Nine Best New Duck and Geese Calls
The latest top models to convince ducks and geese to come your way.
Louis, our new FedEx driver, had been making daily stops at the house for two weeks earlier this year to drop off small but bulky padded envelopes. “Duck and goose calls,” I told him when we weren’t talking fishing. A fellow waterfowler, he smiled. “It’s getting close.”
The season is indeed drawing near, and with it comes a wealth of new duck and goose calls designed to take you nearer to aural avian perfection than you’ve ever been. Here’s my pick of the best of what’s out there this year.
1. Flambeau Outdoors Chill Factor
Designed and tested by competitive calling champion Richie McKnight, the Chill Factor hit the street late in 2015. It’s an entry-level call at an entry-level price, and with a little tweaking and some practice, it will conjure up plenty of goose sounds. A good deep low end can create excellent clucks and moans, but bring your A game and a healthy set of lungs.
2. Field Proven Workhorse
Field Hudnall’s Matrix short reed hangs on my work lanyard and gets called into service daily. The young Kentuckian just makes great stuff. His new shorty, the Workhorse, is surprisingly less user-friendly than his Matrix or Raptor, with a heavier air requirement. Still, for those experienced or willing to commit to practice, the Workhorse lives up to its name.
3. Bill Saunders Dark Side
I’ve always found Saunders’s short reeds a bit challenging for my experience level—until I got ahold of his new Dark Side. The Evergreen State calling legend hits a round-tripper with this one. Tuned midrange, or so it seems, the DS should appeal to smaller dark geese everywhere.
4. Buck Gardner Buck Brush Short
Workingman’s duck calls at a workingman’s price that sound exactly like a mallard duck: You can’t ask for more, and Gardner keeps coming up with hit after hit. The champion’s new Buck Brush Short features an updated tone board and a shorter barrel. This means less air pressure, better control, and an incredibly user-friendly instrument. No questions on this one. Dig out $25 and hang one on your lanyard.
5. Soar No More Exodus Mallard

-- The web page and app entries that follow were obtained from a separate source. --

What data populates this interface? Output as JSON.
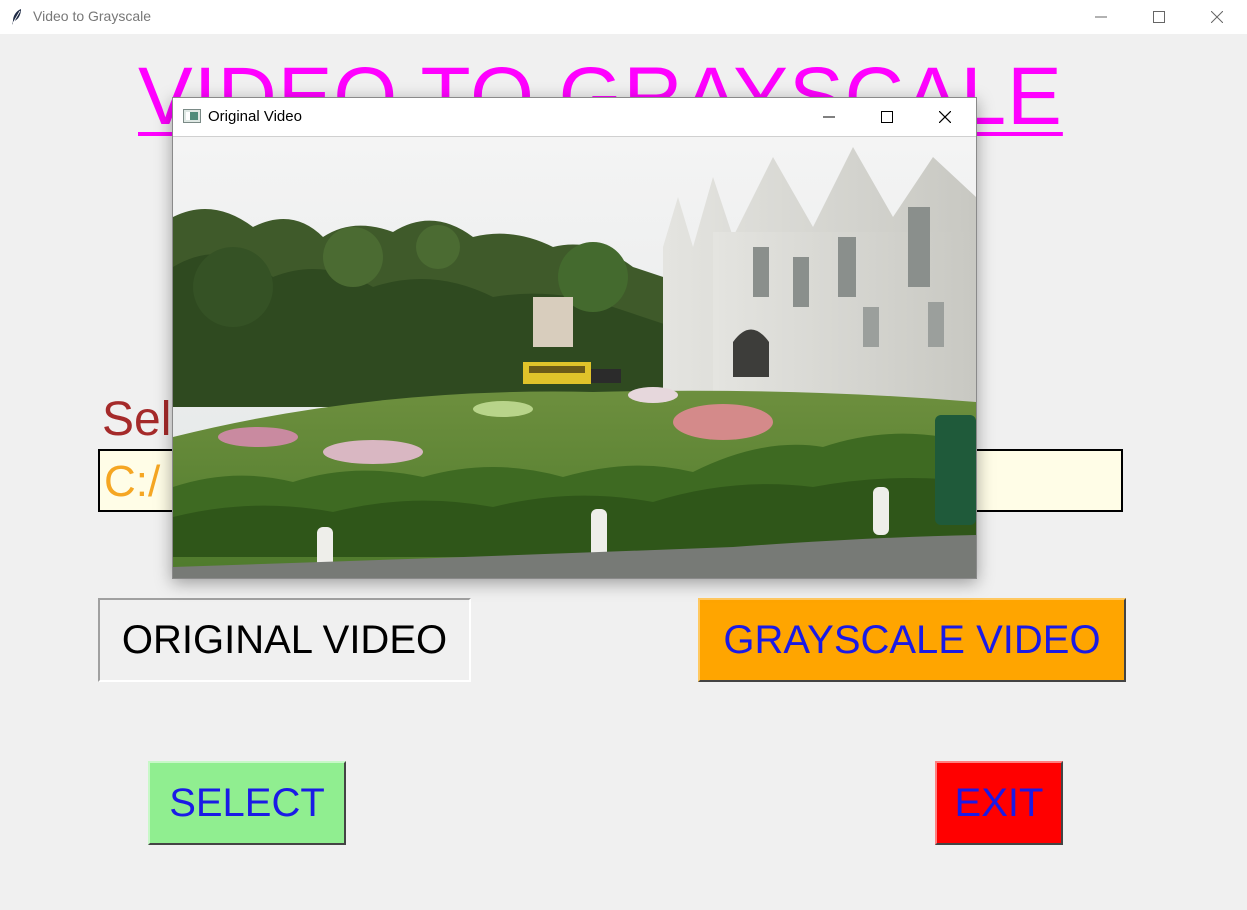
{
  "window": {
    "title": "Video to Grayscale"
  },
  "main": {
    "heading": "VIDEO TO GRAYSCALE",
    "select_label": "Sel",
    "path_value": "C:/"
  },
  "buttons": {
    "original_video": "ORIGINAL VIDEO",
    "grayscale_video": "GRAYSCALE VIDEO",
    "select": "SELECT",
    "exit": "EXIT"
  },
  "video_window": {
    "title": "Original Video"
  },
  "colors": {
    "heading": "#ff00ff",
    "select_label": "#a52a2a",
    "path_text": "#f5a623",
    "path_bg": "#fffde7",
    "grayscale_button": "#ffa500",
    "select_button": "#90ee90",
    "exit_button": "#ff0000",
    "button_text": "#1a1ae6"
  }
}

The Professor of Pigeon Hunting, Neal Hunt, breaks into the waterfowl arena this year with his Exodus mallard call. Available in single- and double-reed format, this all-acrylic call hits the rack at just under a C-note. It has an unusual appearance, without today’s glut of graphics. The flared mouthpiece is extremely comfortable. Overall, the call is very well balanced. Breathy chuckles and gabbles come easy.
6. Toxic Calls HCSS Super Short
I can’t say I’m into the skull-and-dagger artwork so prevalent in today’s waterfowling. If you are, fine. If not, look past the graphics because Toxic’s Super Short is a hit. It’s got a nasty guttural sound and plenty of volume for those wide open spaces. But the SS isn’t for beginners; there’s definitely a learning curve involved.
7. DJ Illinois River Valley Calls Arkansas Style Cutdown Hedge
Owner David Jackson’s background rests in 27 years with the former P.S. Olt Co., makers of the legendary D-2. The Cutdown Hedge again proves Jackson crafts simple calls that sound great. The DJA-20W has range, volume, ease of use, and realism. And it’s easy on the wallet.
8. Sure-Shot Game Calls Yentzen One
I can’t decide if Charlie Holder’s Yentzen One double-reed looks traditional or space-age. I’m leaning toward the latter, but as you know, pretty (or homely) doesn’t kill ducks. This new One is a revival, with roots going back to the 1950s but with modern updates. The Screw-Lock design prevents lost inserts. And the CNC body is virtually indestructible. As for sound, it’s an acquired taste—different, but nonetheless ducky.
9. Haydel’s H2 Waterfowl Cajun Cutter
Son of the legendary call maker Eli Haydel, Rod Haydel makes calls year after year that ducks show up for. That’s all that’s expected out of a duck call, but Haydel has stepped things up a notch with his new Waterfowl H2O series and the double-reed Cajun Cutter in particular. This one’s truly all duck: easy to blow, sounds great with a little effort, and definitely a generational hand-me-down.